INFORMATION SHOWN:

━━━━

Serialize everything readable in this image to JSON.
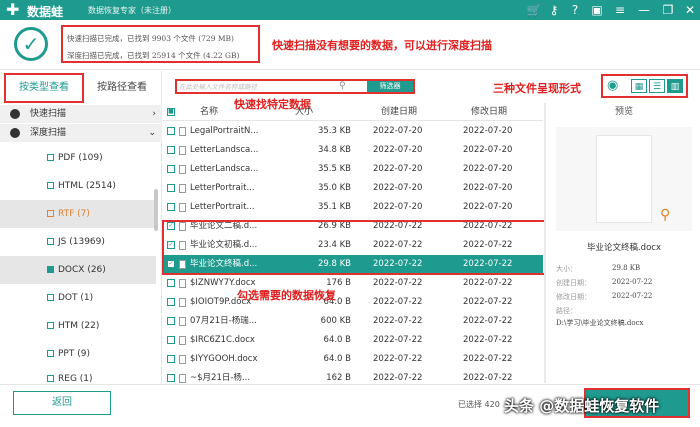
{
  "titlebar": {
    "app_name": "数据蛙",
    "subtitle": "数据恢复专家（未注册）"
  },
  "header": {
    "quick_scan_status": "快速扫描已完成，已找到 9903 个文件 (729 MB)",
    "deep_scan_status": "深度扫描已完成，已找到 25914 个文件 (4.22 GB)"
  },
  "annotations": {
    "scan": "快速扫描没有想要的数据，可以进行深度扫描",
    "find": "快速找特定数据",
    "views": "三种文件呈现形式",
    "select": "勾选需要的数据恢复"
  },
  "left_panel": {
    "tabs": [
      "按类型查看",
      "按路径查看"
    ],
    "quick_scan": "快速扫描",
    "deep_scan": "深度扫描",
    "file_types": [
      {
        "label": "PDF (109)",
        "state": "normal"
      },
      {
        "label": "HTML (2514)",
        "state": "normal"
      },
      {
        "label": "RTF (7)",
        "state": "partial"
      },
      {
        "label": "JS (13969)",
        "state": "normal"
      },
      {
        "label": "DOCX (26)",
        "state": "checked"
      },
      {
        "label": "DOT (1)",
        "state": "normal"
      },
      {
        "label": "HTM (22)",
        "state": "normal"
      },
      {
        "label": "PPT (9)",
        "state": "normal"
      },
      {
        "label": "REG (1)",
        "state": "normal"
      }
    ]
  },
  "search": {
    "placeholder": "在此处输入文件名称或路径",
    "filter_label": "筛选器"
  },
  "table": {
    "headers": {
      "name": "名称",
      "size": "大小",
      "created": "创建日期",
      "modified": "修改日期"
    },
    "rows": [
      {
        "name": "LegalPortraitN...",
        "size": "35.3 KB",
        "created": "2022-07-20",
        "modified": "2022-07-20",
        "checked": false
      },
      {
        "name": "LetterLandsca...",
        "size": "34.8 KB",
        "created": "2022-07-20",
        "modified": "2022-07-20",
        "checked": false
      },
      {
        "name": "LetterLandsca...",
        "size": "35.5 KB",
        "created": "2022-07-20",
        "modified": "2022-07-20",
        "checked": false
      },
      {
        "name": "LetterPortrait...",
        "size": "35.0 KB",
        "created": "2022-07-20",
        "modified": "2022-07-20",
        "checked": false
      },
      {
        "name": "LetterPortrait...",
        "size": "35.1 KB",
        "created": "2022-07-20",
        "modified": "2022-07-20",
        "checked": false
      },
      {
        "name": "毕业论文二稿.d...",
        "size": "26.9 KB",
        "created": "2022-07-22",
        "modified": "2022-07-22",
        "checked": true
      },
      {
        "name": "毕业论文初稿.d...",
        "size": "23.4 KB",
        "created": "2022-07-22",
        "modified": "2022-07-22",
        "checked": true
      },
      {
        "name": "毕业论文终稿.d...",
        "size": "29.8 KB",
        "created": "2022-07-22",
        "modified": "2022-07-22",
        "checked": true
      },
      {
        "name": "$IZNWY7Y.docx",
        "size": "176 B",
        "created": "2022-07-22",
        "modified": "2022-07-22",
        "checked": false
      },
      {
        "name": "$IOIOT9P.docx",
        "size": "64.0 B",
        "created": "2022-07-22",
        "modified": "2022-07-22",
        "checked": false
      },
      {
        "name": "07月21日-杨瑞...",
        "size": "600 KB",
        "created": "2022-07-22",
        "modified": "2022-07-22",
        "checked": false
      },
      {
        "name": "$IRC6Z1C.docx",
        "size": "64.0 B",
        "created": "2022-07-22",
        "modified": "2022-07-22",
        "checked": false
      },
      {
        "name": "$IYYGOOH.docx",
        "size": "64.0 B",
        "created": "2022-07-22",
        "modified": "2022-07-22",
        "checked": false
      },
      {
        "name": "~$月21日-杨...",
        "size": "162 B",
        "created": "2022-07-22",
        "modified": "2022-07-22",
        "checked": false
      }
    ]
  },
  "preview": {
    "title": "预览",
    "file_name": "毕业论文终稿.docx",
    "size_label": "大小：",
    "size": "29.8 KB",
    "created_label": "创建日期：",
    "created": "2022-07-22",
    "modified_label": "修改日期：",
    "modified": "2022-07-22",
    "path_label": "路径：",
    "path": "D:\\学习\\毕业论文终稿.docx"
  },
  "bottom": {
    "back_label": "返回",
    "selected_text": "已选择 420",
    "watermark": "头条 @数据蛙恢复软件"
  }
}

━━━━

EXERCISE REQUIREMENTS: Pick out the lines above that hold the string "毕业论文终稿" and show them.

ANSWER TO THIS TASK:
        "name": "毕业论文终稿.d...",
    "file_name": "毕业论文终稿.docx",
    "path": "D:\\学习\\毕业论文终稿.docx"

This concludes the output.